Exercise details
Where a line below holds the string "Video", copy that line.

Given records
++++++++++
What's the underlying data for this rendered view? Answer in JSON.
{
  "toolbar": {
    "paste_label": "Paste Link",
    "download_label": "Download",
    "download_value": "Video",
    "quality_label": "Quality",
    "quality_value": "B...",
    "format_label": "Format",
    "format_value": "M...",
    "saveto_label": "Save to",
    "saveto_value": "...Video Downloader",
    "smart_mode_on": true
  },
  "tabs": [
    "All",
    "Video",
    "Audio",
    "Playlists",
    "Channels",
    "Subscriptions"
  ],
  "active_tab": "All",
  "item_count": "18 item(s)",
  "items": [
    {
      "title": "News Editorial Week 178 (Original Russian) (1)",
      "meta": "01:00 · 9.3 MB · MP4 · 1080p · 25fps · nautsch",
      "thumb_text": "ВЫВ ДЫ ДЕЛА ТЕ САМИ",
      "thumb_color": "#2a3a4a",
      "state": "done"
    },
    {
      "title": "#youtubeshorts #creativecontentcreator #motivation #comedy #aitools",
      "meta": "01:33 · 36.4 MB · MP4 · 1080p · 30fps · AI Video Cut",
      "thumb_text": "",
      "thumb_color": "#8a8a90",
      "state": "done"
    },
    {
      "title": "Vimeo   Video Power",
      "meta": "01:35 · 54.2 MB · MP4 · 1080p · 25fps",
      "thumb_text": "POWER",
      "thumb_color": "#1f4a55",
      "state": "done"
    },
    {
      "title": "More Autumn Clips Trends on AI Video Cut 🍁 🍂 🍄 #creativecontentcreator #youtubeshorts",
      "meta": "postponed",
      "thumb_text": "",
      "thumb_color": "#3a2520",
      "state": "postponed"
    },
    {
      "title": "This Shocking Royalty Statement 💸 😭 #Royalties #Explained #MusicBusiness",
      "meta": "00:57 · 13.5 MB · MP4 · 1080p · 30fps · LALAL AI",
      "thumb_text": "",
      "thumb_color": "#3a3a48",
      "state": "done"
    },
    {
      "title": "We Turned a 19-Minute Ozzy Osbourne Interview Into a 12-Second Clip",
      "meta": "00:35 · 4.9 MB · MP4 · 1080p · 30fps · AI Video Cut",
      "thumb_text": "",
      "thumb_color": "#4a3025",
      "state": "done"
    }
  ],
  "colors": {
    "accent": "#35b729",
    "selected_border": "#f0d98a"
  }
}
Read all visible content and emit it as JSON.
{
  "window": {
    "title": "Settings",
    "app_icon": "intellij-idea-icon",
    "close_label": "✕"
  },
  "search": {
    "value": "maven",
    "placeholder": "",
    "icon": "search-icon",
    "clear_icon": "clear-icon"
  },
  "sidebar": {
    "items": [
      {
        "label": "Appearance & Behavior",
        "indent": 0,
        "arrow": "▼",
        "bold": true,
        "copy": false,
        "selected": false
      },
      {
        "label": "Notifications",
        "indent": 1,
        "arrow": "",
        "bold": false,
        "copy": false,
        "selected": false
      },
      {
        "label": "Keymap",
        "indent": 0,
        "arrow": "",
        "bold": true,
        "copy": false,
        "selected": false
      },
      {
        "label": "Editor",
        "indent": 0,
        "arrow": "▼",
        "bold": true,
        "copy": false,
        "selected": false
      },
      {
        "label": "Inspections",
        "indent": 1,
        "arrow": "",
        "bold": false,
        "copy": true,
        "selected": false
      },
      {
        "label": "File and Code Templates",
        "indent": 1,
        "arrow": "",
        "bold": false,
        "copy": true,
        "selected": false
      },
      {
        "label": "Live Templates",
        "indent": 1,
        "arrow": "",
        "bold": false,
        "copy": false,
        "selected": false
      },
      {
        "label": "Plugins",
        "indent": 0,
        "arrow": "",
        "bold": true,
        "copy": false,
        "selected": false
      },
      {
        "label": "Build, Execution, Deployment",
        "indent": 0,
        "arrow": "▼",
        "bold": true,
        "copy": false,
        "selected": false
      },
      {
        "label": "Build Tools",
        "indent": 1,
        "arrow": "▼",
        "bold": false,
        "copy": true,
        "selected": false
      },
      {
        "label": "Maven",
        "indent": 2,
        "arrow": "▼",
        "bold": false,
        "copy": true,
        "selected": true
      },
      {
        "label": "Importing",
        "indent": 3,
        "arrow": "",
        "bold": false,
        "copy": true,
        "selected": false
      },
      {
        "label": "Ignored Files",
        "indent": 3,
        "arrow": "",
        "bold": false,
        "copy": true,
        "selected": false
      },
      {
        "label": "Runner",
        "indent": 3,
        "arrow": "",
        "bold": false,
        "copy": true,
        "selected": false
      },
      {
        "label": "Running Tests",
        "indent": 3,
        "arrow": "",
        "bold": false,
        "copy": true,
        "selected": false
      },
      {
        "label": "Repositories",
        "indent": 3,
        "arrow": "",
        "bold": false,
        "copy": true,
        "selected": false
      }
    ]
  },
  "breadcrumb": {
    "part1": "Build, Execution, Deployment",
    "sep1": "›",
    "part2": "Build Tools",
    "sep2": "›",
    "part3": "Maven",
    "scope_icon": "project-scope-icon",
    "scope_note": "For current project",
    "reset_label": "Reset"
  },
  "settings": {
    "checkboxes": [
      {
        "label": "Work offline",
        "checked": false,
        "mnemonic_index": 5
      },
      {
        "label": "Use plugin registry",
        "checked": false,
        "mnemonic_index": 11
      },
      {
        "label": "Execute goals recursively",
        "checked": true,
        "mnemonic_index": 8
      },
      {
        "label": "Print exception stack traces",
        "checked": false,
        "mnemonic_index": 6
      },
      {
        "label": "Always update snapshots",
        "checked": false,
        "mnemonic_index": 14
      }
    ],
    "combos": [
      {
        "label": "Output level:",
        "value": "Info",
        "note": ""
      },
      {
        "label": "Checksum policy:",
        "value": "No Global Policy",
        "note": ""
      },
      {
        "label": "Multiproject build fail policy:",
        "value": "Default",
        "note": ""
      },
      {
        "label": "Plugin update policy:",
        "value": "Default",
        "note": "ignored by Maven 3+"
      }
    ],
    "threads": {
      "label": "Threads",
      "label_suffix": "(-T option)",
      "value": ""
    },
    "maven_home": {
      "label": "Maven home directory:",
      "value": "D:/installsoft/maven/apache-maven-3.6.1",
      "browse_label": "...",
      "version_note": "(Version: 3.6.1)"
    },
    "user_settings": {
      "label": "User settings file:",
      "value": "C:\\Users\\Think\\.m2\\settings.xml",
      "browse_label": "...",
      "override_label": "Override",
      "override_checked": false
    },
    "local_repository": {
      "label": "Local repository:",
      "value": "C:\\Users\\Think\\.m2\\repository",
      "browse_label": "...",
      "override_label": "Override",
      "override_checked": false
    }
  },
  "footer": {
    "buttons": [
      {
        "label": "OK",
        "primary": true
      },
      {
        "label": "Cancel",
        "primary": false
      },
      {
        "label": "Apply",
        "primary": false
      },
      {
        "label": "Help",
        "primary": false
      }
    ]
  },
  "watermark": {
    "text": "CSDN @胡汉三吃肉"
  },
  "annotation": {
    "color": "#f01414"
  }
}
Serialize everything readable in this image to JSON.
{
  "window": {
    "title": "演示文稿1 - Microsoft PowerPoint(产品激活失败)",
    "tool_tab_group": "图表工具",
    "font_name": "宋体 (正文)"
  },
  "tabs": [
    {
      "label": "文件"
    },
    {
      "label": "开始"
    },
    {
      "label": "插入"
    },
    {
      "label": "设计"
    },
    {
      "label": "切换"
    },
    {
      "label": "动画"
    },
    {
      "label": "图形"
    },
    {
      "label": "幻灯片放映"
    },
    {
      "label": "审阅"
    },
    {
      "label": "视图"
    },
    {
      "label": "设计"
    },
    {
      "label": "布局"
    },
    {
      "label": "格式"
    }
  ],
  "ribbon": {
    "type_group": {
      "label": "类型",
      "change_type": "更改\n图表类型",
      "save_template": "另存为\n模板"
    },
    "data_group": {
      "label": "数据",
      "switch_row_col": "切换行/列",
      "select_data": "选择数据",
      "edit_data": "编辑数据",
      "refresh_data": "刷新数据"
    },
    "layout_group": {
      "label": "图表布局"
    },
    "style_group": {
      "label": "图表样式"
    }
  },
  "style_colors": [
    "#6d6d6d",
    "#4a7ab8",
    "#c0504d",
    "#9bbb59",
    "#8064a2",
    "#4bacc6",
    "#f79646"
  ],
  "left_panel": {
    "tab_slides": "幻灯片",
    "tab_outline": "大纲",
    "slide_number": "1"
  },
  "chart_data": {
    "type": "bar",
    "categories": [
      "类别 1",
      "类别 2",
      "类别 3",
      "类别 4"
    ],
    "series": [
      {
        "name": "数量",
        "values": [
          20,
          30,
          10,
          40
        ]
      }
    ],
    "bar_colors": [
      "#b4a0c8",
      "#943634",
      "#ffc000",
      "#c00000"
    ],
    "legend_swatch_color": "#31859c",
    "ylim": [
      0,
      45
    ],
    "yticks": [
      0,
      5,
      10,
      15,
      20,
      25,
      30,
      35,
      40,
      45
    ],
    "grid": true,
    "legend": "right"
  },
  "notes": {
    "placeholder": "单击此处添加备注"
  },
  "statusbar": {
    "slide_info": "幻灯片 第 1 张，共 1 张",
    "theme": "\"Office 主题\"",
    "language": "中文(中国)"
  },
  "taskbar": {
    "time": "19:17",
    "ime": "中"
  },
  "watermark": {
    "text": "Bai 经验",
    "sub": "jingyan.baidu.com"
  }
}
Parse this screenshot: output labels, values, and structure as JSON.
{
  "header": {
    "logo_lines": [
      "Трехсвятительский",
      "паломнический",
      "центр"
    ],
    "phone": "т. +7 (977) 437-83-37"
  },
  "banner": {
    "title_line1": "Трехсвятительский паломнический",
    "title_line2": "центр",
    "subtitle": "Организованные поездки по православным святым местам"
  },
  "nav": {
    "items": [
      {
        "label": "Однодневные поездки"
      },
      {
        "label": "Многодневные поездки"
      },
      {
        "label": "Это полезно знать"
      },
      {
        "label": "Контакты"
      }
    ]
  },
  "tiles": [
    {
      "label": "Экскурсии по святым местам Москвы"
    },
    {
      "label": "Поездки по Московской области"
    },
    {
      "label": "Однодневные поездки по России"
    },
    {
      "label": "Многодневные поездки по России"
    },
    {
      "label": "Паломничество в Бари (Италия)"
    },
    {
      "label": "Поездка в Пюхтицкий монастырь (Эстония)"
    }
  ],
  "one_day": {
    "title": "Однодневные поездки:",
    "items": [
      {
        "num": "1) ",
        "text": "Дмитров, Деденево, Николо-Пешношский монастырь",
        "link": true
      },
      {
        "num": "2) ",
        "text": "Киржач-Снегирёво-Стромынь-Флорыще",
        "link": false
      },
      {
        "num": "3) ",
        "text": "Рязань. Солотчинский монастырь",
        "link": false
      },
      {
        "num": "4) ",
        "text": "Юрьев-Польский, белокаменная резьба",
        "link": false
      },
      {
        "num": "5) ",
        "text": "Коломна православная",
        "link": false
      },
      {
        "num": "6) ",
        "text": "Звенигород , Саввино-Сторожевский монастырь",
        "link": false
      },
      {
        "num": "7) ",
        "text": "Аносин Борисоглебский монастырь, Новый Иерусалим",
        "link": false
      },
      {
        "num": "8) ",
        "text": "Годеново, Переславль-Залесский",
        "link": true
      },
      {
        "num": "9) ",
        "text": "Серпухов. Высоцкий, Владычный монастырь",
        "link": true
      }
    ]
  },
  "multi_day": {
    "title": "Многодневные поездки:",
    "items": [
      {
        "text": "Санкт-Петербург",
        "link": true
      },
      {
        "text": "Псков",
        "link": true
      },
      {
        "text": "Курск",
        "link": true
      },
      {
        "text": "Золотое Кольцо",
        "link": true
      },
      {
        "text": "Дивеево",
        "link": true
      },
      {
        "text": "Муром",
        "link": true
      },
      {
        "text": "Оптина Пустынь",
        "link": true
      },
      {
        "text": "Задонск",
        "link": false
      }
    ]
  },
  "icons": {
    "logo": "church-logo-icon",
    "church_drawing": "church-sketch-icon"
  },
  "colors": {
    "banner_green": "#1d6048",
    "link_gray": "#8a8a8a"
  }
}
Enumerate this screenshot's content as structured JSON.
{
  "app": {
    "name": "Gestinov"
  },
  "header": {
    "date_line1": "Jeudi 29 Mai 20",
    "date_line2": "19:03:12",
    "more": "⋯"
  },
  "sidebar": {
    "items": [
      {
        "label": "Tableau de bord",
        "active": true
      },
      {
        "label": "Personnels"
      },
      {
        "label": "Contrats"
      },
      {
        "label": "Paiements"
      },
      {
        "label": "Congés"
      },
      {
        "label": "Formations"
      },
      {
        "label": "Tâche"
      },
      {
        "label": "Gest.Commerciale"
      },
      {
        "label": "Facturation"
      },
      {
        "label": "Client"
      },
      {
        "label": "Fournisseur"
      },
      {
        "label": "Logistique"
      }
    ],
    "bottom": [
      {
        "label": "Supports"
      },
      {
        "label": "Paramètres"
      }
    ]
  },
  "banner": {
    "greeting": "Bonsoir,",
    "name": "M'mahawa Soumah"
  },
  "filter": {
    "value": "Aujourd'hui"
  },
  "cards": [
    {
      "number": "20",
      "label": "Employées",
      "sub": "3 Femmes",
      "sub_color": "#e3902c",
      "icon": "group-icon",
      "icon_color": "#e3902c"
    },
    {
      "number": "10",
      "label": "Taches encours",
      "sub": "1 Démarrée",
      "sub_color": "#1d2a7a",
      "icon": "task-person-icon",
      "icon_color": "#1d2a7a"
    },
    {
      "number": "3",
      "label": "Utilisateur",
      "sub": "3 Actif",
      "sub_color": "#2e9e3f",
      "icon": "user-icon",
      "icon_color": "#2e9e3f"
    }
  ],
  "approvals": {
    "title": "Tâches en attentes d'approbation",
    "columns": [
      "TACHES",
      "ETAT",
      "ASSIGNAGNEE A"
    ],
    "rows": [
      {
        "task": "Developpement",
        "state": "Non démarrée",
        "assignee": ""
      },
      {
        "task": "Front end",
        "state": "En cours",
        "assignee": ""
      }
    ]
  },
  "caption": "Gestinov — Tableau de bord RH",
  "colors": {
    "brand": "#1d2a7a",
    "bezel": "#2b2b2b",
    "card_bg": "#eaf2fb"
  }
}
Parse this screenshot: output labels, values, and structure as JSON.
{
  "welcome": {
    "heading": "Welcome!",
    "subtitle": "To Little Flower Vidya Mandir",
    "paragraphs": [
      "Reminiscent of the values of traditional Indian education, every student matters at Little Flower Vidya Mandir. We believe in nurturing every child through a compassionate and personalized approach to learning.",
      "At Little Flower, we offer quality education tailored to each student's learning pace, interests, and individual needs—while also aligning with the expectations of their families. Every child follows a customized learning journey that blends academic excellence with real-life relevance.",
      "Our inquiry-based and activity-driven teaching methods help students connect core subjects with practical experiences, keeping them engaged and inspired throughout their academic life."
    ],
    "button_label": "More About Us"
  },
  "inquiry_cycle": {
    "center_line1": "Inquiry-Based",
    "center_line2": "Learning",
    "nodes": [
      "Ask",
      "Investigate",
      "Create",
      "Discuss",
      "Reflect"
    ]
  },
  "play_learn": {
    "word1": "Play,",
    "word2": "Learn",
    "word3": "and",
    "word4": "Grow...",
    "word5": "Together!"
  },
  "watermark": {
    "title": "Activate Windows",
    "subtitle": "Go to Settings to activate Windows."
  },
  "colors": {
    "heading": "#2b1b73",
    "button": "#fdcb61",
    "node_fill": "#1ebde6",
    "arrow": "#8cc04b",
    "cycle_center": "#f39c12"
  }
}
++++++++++
Expected answer
    "download_value": "Video",
    "saveto_value": "...Video Downloader",
    "Video",
      "meta": "01:33 · 36.4 MB · MP4 · 1080p · 30fps · AI Video Cut",
      "title": "Vimeo   Video Power",
      "title": "More Autumn Clips Trends on AI Video Cut 🍁 🍂 🍄 #creativecontentcreator #youtubeshorts",
      "meta": "00:35 · 4.9 MB · MP4 · 1080p · 30fps · AI Video Cut",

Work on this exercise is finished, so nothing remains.